— ASSIGNMENT —
An exact restatement of the data below, with the pictures removed, is the required answer.

Records drawn from a dataset
+---+

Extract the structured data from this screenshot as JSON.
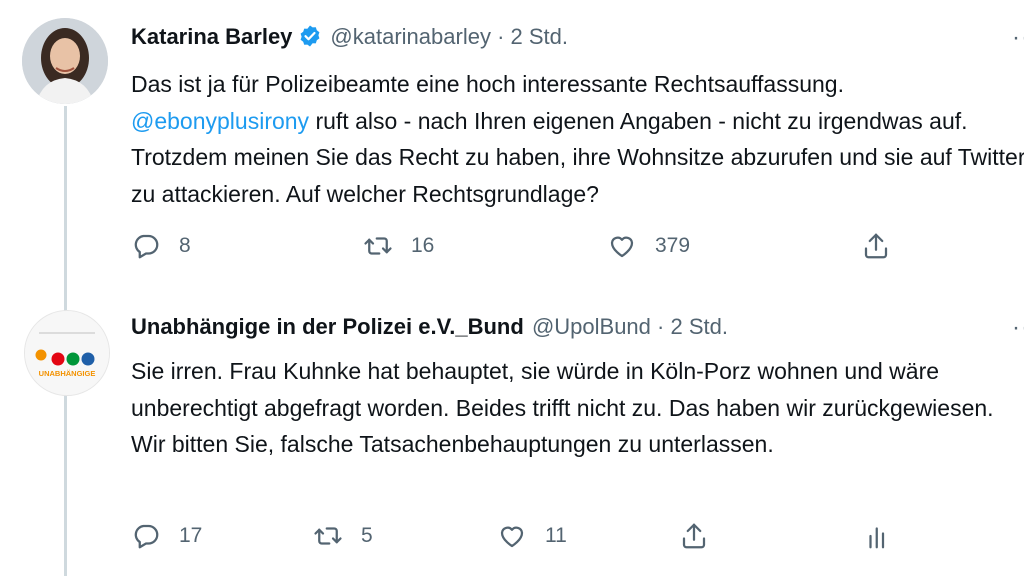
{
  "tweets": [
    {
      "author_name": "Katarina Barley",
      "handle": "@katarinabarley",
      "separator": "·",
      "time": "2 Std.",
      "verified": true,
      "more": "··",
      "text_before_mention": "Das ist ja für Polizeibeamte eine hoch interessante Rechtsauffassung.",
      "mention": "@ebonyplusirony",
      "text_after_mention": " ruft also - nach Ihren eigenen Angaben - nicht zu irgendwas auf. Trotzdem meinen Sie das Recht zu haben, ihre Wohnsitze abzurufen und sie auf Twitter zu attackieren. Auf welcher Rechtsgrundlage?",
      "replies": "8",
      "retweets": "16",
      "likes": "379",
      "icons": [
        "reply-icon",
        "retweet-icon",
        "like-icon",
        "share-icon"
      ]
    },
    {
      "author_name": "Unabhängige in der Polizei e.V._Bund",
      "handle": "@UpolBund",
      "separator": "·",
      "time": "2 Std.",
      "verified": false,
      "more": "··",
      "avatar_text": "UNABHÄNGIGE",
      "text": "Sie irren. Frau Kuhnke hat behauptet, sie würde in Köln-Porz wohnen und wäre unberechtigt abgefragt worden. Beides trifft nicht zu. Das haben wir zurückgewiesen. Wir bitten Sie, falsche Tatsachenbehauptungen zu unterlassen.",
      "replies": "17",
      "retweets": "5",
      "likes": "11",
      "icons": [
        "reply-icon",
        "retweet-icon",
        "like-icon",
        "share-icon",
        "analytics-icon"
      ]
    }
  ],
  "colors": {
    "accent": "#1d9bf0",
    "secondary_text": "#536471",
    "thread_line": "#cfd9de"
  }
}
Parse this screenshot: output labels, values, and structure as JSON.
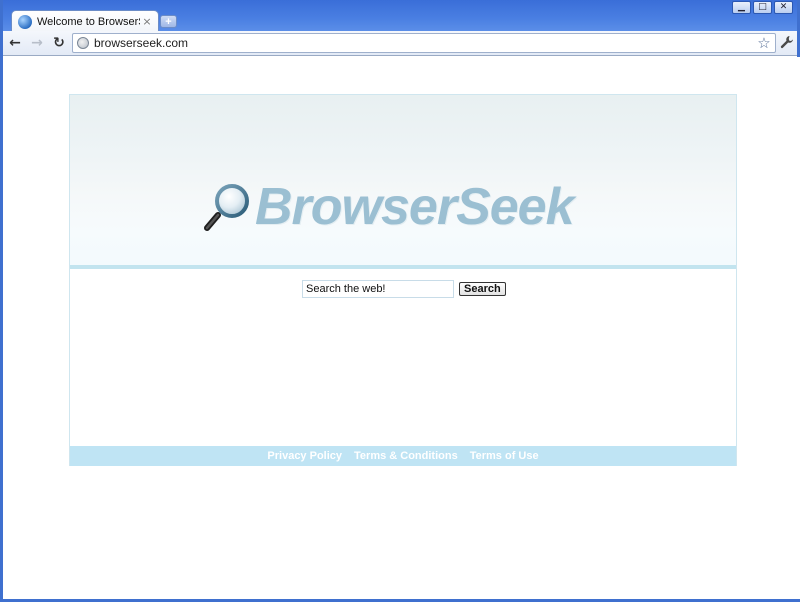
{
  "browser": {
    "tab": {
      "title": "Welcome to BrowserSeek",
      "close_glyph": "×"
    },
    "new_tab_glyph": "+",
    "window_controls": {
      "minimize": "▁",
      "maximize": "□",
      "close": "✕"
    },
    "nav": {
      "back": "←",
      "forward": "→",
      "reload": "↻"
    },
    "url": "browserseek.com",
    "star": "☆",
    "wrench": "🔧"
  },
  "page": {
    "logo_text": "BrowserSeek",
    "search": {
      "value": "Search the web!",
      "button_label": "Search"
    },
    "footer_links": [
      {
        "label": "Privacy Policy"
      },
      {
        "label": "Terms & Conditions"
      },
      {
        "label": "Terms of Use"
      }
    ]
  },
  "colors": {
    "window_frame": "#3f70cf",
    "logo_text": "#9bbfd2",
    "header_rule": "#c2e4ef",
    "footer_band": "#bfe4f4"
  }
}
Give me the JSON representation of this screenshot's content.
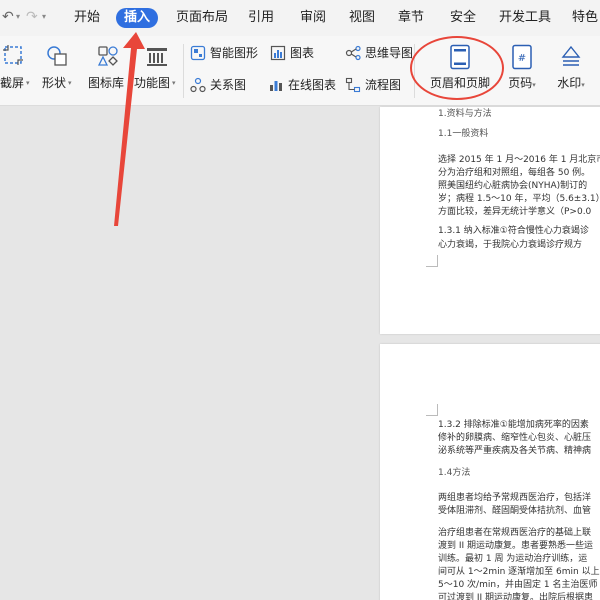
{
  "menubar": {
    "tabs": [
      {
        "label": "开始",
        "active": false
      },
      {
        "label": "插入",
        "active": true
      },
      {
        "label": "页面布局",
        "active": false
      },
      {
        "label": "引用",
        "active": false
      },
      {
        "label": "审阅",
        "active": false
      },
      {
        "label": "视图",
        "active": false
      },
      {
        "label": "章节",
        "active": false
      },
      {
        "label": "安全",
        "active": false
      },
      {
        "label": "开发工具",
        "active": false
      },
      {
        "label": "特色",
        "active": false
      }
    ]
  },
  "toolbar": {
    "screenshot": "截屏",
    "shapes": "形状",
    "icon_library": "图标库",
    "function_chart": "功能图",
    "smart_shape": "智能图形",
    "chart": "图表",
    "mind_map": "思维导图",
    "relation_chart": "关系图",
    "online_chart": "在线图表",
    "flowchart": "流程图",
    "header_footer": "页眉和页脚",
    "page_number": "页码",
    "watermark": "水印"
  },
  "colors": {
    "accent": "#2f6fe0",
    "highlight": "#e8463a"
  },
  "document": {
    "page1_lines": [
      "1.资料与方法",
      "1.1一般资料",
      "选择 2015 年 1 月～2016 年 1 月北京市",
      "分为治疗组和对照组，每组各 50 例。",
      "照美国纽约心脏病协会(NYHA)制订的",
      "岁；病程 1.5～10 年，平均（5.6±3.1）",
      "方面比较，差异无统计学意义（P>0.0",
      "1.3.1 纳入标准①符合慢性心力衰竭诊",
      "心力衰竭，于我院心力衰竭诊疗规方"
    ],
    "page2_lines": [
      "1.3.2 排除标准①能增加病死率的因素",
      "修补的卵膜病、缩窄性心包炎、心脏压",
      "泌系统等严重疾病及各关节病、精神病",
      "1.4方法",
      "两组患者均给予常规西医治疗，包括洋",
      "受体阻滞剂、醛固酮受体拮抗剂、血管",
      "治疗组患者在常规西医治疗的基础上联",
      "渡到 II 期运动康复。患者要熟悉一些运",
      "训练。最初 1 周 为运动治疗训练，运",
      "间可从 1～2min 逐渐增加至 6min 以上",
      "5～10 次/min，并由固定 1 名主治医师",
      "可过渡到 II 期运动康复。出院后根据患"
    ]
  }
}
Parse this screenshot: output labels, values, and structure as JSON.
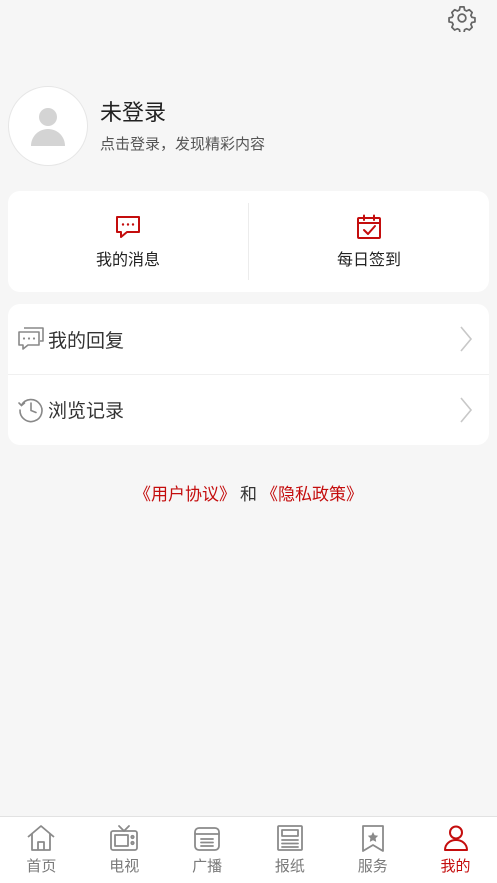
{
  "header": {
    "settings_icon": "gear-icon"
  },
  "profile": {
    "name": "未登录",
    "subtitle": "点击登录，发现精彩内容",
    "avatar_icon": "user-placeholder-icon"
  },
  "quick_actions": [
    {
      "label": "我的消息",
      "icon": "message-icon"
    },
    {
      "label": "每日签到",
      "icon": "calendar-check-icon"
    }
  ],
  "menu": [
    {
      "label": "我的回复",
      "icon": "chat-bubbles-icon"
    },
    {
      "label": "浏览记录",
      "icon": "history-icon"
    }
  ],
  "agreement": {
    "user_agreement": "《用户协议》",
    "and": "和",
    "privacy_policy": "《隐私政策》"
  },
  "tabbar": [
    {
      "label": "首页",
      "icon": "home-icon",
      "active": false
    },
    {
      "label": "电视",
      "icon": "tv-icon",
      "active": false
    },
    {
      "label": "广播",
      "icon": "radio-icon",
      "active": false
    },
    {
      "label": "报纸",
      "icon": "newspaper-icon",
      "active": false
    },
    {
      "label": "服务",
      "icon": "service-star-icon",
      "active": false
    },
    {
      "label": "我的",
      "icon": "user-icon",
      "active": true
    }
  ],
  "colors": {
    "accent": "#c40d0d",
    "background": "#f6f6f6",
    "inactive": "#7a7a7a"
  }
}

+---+

— RESPONSE BOX —
Extract the structured data from this screenshot as JSON.
{
  "tweets": [
    {
      "author_name": "Katarina Barley",
      "handle": "@katarinabarley",
      "separator": "·",
      "time": "2 Std.",
      "verified": true,
      "more": "··",
      "text_before_mention": "Das ist ja für Polizeibeamte eine hoch interessante Rechtsauffassung.",
      "mention": "@ebonyplusirony",
      "text_after_mention": " ruft also - nach Ihren eigenen Angaben - nicht zu irgendwas auf. Trotzdem meinen Sie das Recht zu haben, ihre Wohnsitze abzurufen und sie auf Twitter zu attackieren. Auf welcher Rechtsgrundlage?",
      "replies": "8",
      "retweets": "16",
      "likes": "379",
      "icons": [
        "reply-icon",
        "retweet-icon",
        "like-icon",
        "share-icon"
      ]
    },
    {
      "author_name": "Unabhängige in der Polizei e.V._Bund",
      "handle": "@UpolBund",
      "separator": "·",
      "time": "2 Std.",
      "verified": false,
      "more": "··",
      "avatar_text": "UNABHÄNGIGE",
      "text": "Sie irren. Frau Kuhnke hat behauptet, sie würde in Köln-Porz wohnen und wäre unberechtigt abgefragt worden. Beides trifft nicht zu. Das haben wir zurückgewiesen. Wir bitten Sie, falsche Tatsachenbehauptungen zu unterlassen.",
      "replies": "17",
      "retweets": "5",
      "likes": "11",
      "icons": [
        "reply-icon",
        "retweet-icon",
        "like-icon",
        "share-icon",
        "analytics-icon"
      ]
    }
  ],
  "colors": {
    "accent": "#1d9bf0",
    "secondary_text": "#536471",
    "thread_line": "#cfd9de"
  }
}
Parse this screenshot: output labels, values, and structure as JSON.
{
  "browser": {
    "tab": {
      "title": "Welcome to BrowserSeek",
      "close_glyph": "×"
    },
    "new_tab_glyph": "+",
    "window_controls": {
      "minimize": "▁",
      "maximize": "□",
      "close": "✕"
    },
    "nav": {
      "back": "←",
      "forward": "→",
      "reload": "↻"
    },
    "url": "browserseek.com",
    "star": "☆",
    "wrench": "🔧"
  },
  "page": {
    "logo_text": "BrowserSeek",
    "search": {
      "value": "Search the web!",
      "button_label": "Search"
    },
    "footer_links": [
      {
        "label": "Privacy Policy"
      },
      {
        "label": "Terms & Conditions"
      },
      {
        "label": "Terms of Use"
      }
    ]
  },
  "colors": {
    "window_frame": "#3f70cf",
    "logo_text": "#9bbfd2",
    "header_rule": "#c2e4ef",
    "footer_band": "#bfe4f4"
  }
}
Give me the JSON representation of this screenshot's content.
{
  "menubar": {
    "tabs": [
      {
        "label": "开始",
        "active": false
      },
      {
        "label": "插入",
        "active": true
      },
      {
        "label": "页面布局",
        "active": false
      },
      {
        "label": "引用",
        "active": false
      },
      {
        "label": "审阅",
        "active": false
      },
      {
        "label": "视图",
        "active": false
      },
      {
        "label": "章节",
        "active": false
      },
      {
        "label": "安全",
        "active": false
      },
      {
        "label": "开发工具",
        "active": false
      },
      {
        "label": "特色",
        "active": false
      }
    ]
  },
  "toolbar": {
    "screenshot": "截屏",
    "shapes": "形状",
    "icon_library": "图标库",
    "function_chart": "功能图",
    "smart_shape": "智能图形",
    "chart": "图表",
    "mind_map": "思维导图",
    "relation_chart": "关系图",
    "online_chart": "在线图表",
    "flowchart": "流程图",
    "header_footer": "页眉和页脚",
    "page_number": "页码",
    "watermark": "水印"
  },
  "colors": {
    "accent": "#2f6fe0",
    "highlight": "#e8463a"
  },
  "document": {
    "page1_lines": [
      "1.资料与方法",
      "1.1一般资料",
      "选择 2015 年 1 月～2016 年 1 月北京市",
      "分为治疗组和对照组，每组各 50 例。",
      "照美国纽约心脏病协会(NYHA)制订的",
      "岁；病程 1.5～10 年，平均（5.6±3.1）",
      "方面比较，差异无统计学意义（P>0.0",
      "1.3.1 纳入标准①符合慢性心力衰竭诊",
      "心力衰竭，于我院心力衰竭诊疗规方"
    ],
    "page2_lines": [
      "1.3.2 排除标准①能增加病死率的因素",
      "修补的卵膜病、缩窄性心包炎、心脏压",
      "泌系统等严重疾病及各关节病、精神病",
      "1.4方法",
      "两组患者均给予常规西医治疗，包括洋",
      "受体阻滞剂、醛固酮受体拮抗剂、血管",
      "治疗组患者在常规西医治疗的基础上联",
      "渡到 II 期运动康复。患者要熟悉一些运",
      "训练。最初 1 周 为运动治疗训练，运",
      "间可从 1～2min 逐渐增加至 6min 以上",
      "5～10 次/min，并由固定 1 名主治医师",
      "可过渡到 II 期运动康复。出院后根据患"
    ]
  }
}
Parse this screenshot: output labels, values, and structure as JSON.
{
  "header": {
    "settings_icon": "gear-icon"
  },
  "profile": {
    "name": "未登录",
    "subtitle": "点击登录，发现精彩内容",
    "avatar_icon": "user-placeholder-icon"
  },
  "quick_actions": [
    {
      "label": "我的消息",
      "icon": "message-icon"
    },
    {
      "label": "每日签到",
      "icon": "calendar-check-icon"
    }
  ],
  "menu": [
    {
      "label": "我的回复",
      "icon": "chat-bubbles-icon"
    },
    {
      "label": "浏览记录",
      "icon": "history-icon"
    }
  ],
  "agreement": {
    "user_agreement": "《用户协议》",
    "and": "和",
    "privacy_policy": "《隐私政策》"
  },
  "tabbar": [
    {
      "label": "首页",
      "icon": "home-icon",
      "active": false
    },
    {
      "label": "电视",
      "icon": "tv-icon",
      "active": false
    },
    {
      "label": "广播",
      "icon": "radio-icon",
      "active": false
    },
    {
      "label": "报纸",
      "icon": "newspaper-icon",
      "active": false
    },
    {
      "label": "服务",
      "icon": "service-star-icon",
      "active": false
    },
    {
      "label": "我的",
      "icon": "user-icon",
      "active": true
    }
  ],
  "colors": {
    "accent": "#c40d0d",
    "background": "#f6f6f6",
    "inactive": "#7a7a7a"
  }
}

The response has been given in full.